**Assignment**
Gather the lines from the material that contain "Цифры".
* * * * * * *
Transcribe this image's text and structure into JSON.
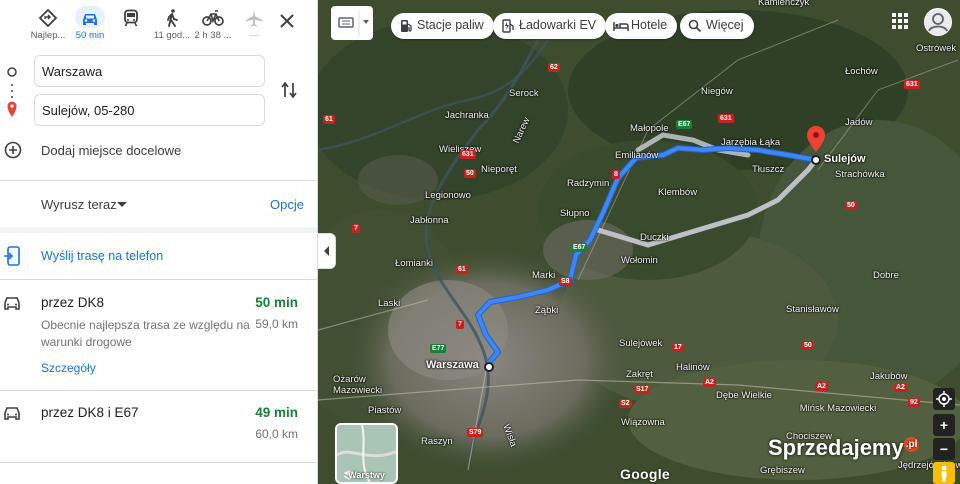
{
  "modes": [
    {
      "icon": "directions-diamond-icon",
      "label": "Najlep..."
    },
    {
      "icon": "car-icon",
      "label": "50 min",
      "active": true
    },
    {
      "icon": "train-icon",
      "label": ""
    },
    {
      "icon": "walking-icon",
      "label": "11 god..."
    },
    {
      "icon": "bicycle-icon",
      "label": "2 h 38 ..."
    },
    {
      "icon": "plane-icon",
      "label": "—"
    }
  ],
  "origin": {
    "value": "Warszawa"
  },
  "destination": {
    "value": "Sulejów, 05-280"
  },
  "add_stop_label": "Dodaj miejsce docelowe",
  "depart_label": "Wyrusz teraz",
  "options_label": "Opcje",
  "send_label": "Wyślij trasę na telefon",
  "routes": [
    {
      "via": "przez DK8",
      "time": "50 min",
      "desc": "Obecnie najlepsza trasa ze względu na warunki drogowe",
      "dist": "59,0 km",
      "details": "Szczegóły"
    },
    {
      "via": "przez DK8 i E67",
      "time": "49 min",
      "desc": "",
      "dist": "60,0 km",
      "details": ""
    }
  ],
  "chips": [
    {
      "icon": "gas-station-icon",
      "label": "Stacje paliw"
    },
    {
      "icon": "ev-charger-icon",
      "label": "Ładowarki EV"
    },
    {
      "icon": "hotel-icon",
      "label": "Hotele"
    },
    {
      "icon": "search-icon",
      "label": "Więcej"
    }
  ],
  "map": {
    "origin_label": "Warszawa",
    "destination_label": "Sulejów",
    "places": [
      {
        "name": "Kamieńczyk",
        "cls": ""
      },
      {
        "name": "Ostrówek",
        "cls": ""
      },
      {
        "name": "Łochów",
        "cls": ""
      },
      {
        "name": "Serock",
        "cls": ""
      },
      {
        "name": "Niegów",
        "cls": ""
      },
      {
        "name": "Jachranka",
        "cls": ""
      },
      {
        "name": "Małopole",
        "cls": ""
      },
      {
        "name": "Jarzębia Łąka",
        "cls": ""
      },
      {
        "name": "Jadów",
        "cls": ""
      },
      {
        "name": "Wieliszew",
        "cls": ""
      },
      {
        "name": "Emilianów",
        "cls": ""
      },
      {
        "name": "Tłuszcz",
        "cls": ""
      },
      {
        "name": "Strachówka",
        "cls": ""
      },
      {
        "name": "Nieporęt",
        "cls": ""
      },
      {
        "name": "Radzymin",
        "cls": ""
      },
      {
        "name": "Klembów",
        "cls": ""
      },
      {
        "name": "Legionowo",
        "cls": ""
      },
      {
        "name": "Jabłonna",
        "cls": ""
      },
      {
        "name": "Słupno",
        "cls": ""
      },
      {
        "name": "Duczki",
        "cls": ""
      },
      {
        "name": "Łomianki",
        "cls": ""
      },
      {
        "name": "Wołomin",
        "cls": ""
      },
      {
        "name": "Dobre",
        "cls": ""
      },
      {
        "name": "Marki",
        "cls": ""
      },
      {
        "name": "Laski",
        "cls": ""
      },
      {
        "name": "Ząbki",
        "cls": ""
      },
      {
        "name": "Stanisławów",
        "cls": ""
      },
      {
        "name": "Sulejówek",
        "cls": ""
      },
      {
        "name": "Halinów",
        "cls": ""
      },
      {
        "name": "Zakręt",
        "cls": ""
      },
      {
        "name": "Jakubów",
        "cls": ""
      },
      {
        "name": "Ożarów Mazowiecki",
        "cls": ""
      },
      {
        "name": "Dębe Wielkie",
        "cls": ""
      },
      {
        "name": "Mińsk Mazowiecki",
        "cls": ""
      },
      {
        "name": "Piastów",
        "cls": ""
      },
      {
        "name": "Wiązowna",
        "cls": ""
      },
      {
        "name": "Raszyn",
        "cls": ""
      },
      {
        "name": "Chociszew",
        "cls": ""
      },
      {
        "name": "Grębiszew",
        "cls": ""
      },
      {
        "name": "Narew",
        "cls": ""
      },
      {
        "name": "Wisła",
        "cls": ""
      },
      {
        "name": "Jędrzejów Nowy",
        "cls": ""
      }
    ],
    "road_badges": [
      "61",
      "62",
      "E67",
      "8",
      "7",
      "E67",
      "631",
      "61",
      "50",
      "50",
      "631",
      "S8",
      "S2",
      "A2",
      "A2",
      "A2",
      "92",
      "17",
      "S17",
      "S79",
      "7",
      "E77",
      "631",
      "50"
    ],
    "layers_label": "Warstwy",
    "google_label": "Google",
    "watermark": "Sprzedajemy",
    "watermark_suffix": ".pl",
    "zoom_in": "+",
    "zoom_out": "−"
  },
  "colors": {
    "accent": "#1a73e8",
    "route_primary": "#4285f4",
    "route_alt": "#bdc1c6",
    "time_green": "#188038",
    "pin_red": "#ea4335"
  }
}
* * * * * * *
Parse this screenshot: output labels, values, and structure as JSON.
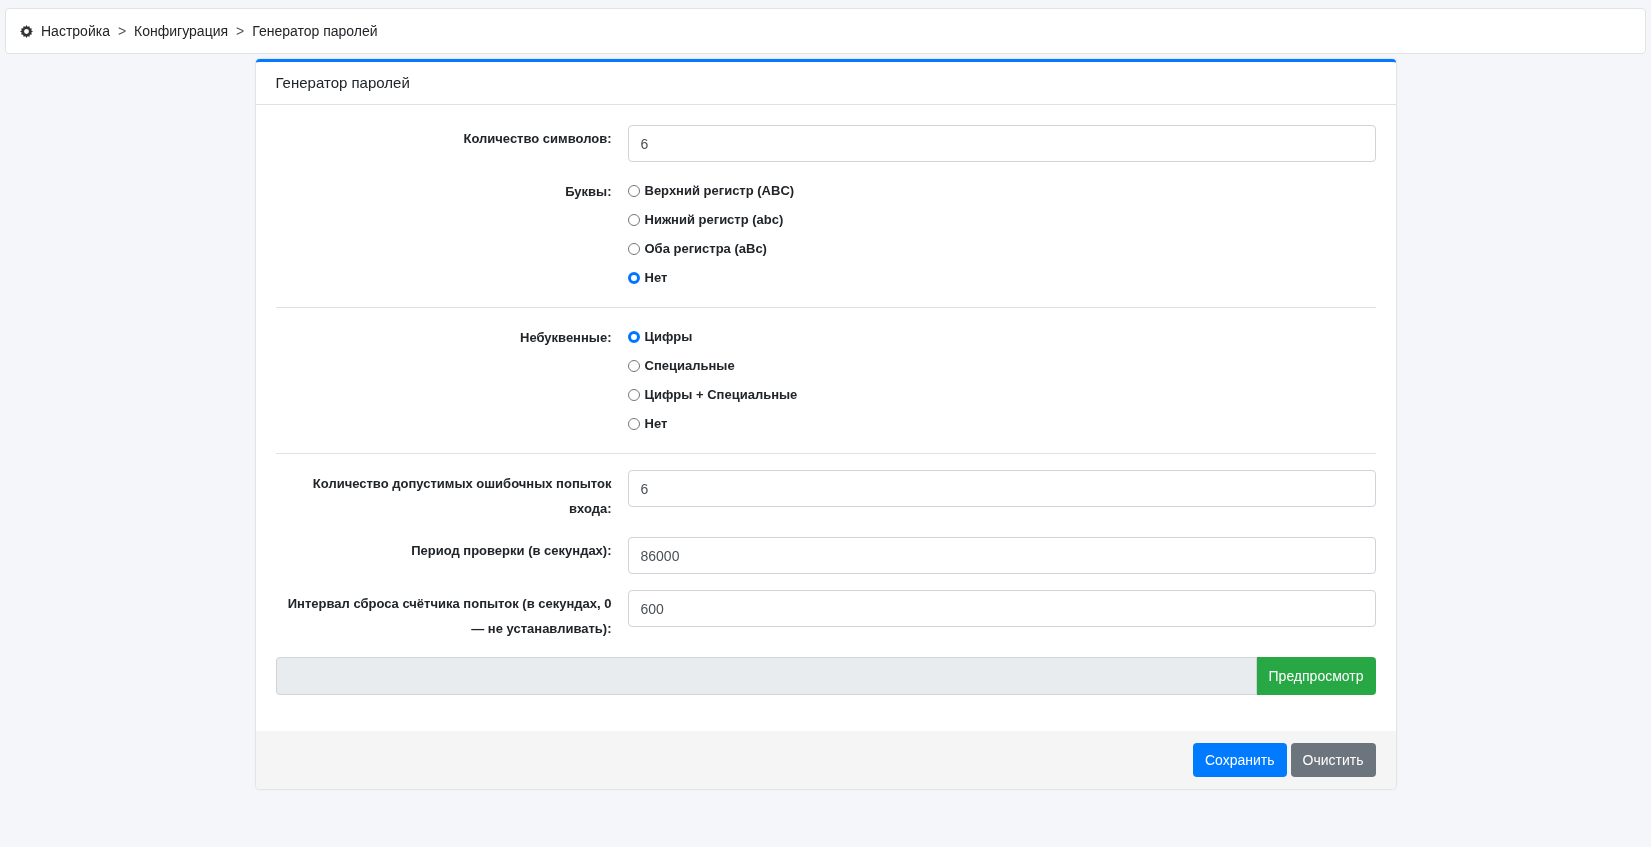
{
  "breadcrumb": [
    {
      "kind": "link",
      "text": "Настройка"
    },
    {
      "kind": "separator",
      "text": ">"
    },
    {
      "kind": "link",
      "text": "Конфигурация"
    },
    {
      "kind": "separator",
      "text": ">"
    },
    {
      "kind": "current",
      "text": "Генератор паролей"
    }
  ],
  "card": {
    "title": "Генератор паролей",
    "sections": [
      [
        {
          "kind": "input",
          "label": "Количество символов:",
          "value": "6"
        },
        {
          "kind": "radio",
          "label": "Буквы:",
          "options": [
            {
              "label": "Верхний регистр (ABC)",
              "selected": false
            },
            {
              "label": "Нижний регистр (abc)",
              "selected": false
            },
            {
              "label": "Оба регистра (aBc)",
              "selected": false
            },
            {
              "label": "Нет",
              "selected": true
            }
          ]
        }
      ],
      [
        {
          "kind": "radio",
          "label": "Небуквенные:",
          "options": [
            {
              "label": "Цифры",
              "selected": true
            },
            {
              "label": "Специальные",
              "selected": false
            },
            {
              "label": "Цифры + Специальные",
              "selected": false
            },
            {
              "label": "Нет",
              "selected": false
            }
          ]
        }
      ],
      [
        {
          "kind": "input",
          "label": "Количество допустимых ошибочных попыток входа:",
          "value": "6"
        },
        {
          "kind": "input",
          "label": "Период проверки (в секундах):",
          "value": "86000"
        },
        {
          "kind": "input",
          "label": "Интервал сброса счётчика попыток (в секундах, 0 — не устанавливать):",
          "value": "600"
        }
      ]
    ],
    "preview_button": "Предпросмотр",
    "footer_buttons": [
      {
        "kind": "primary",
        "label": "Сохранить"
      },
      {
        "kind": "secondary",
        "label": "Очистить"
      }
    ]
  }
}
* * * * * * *
**Answer space**
              "label": "Цифры",
              "label": "Цифры + Специальные",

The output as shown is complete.